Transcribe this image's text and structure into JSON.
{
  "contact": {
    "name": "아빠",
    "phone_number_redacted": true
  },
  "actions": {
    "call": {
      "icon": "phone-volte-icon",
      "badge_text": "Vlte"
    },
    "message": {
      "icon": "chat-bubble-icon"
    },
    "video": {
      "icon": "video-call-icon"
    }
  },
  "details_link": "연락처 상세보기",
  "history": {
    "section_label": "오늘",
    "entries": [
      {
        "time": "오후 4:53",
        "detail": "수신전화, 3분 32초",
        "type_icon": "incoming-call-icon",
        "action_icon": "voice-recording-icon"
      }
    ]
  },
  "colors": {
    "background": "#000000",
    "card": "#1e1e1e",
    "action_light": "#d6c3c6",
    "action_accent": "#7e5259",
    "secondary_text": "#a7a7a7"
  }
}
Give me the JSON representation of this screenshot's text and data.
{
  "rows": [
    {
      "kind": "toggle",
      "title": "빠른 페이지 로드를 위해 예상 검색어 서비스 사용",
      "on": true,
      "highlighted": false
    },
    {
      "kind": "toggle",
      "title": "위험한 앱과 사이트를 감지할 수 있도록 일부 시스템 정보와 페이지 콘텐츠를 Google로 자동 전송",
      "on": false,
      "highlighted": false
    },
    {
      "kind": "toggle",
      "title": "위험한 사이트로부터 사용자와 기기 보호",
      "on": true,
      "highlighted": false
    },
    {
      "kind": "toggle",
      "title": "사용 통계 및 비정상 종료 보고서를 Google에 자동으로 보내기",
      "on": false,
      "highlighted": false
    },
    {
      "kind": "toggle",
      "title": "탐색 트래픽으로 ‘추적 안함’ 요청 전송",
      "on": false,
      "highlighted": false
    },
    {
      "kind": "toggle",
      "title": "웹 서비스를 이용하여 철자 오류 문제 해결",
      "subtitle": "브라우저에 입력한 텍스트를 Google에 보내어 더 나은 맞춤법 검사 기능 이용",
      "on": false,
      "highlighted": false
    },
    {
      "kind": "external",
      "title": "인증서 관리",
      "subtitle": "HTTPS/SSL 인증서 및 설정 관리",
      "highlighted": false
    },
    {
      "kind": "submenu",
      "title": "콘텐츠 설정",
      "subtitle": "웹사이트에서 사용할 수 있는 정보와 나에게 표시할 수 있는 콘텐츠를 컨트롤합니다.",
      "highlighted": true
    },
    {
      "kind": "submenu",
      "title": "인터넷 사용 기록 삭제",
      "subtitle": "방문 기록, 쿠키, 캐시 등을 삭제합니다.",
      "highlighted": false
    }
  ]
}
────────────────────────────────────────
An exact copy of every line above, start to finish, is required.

Transcribe this image's text and structure into JSON.
{
  "contact": {
    "name": "아빠",
    "phone_number_redacted": true
  },
  "actions": {
    "call": {
      "icon": "phone-volte-icon",
      "badge_text": "Vlte"
    },
    "message": {
      "icon": "chat-bubble-icon"
    },
    "video": {
      "icon": "video-call-icon"
    }
  },
  "details_link": "연락처 상세보기",
  "history": {
    "section_label": "오늘",
    "entries": [
      {
        "time": "오후 4:53",
        "detail": "수신전화, 3분 32초",
        "type_icon": "incoming-call-icon",
        "action_icon": "voice-recording-icon"
      }
    ]
  },
  "colors": {
    "background": "#000000",
    "card": "#1e1e1e",
    "action_light": "#d6c3c6",
    "action_accent": "#7e5259",
    "secondary_text": "#a7a7a7"
  }
}
Give me the JSON representation of this screenshot's text and data.
{
  "rows": [
    {
      "kind": "toggle",
      "title": "빠른 페이지 로드를 위해 예상 검색어 서비스 사용",
      "on": true,
      "highlighted": false
    },
    {
      "kind": "toggle",
      "title": "위험한 앱과 사이트를 감지할 수 있도록 일부 시스템 정보와 페이지 콘텐츠를 Google로 자동 전송",
      "on": false,
      "highlighted": false
    },
    {
      "kind": "toggle",
      "title": "위험한 사이트로부터 사용자와 기기 보호",
      "on": true,
      "highlighted": false
    },
    {
      "kind": "toggle",
      "title": "사용 통계 및 비정상 종료 보고서를 Google에 자동으로 보내기",
      "on": false,
      "highlighted": false
    },
    {
      "kind": "toggle",
      "title": "탐색 트래픽으로 ‘추적 안함’ 요청 전송",
      "on": false,
      "highlighted": false
    },
    {
      "kind": "toggle",
      "title": "웹 서비스를 이용하여 철자 오류 문제 해결",
      "subtitle": "브라우저에 입력한 텍스트를 Google에 보내어 더 나은 맞춤법 검사 기능 이용",
      "on": false,
      "highlighted": false
    },
    {
      "kind": "external",
      "title": "인증서 관리",
      "subtitle": "HTTPS/SSL 인증서 및 설정 관리",
      "highlighted": false
    },
    {
      "kind": "submenu",
      "title": "콘텐츠 설정",
      "subtitle": "웹사이트에서 사용할 수 있는 정보와 나에게 표시할 수 있는 콘텐츠를 컨트롤합니다.",
      "highlighted": true
    },
    {
      "kind": "submenu",
      "title": "인터넷 사용 기록 삭제",
      "subtitle": "방문 기록, 쿠키, 캐시 등을 삭제합니다.",
      "highlighted": false
    }
  ]
}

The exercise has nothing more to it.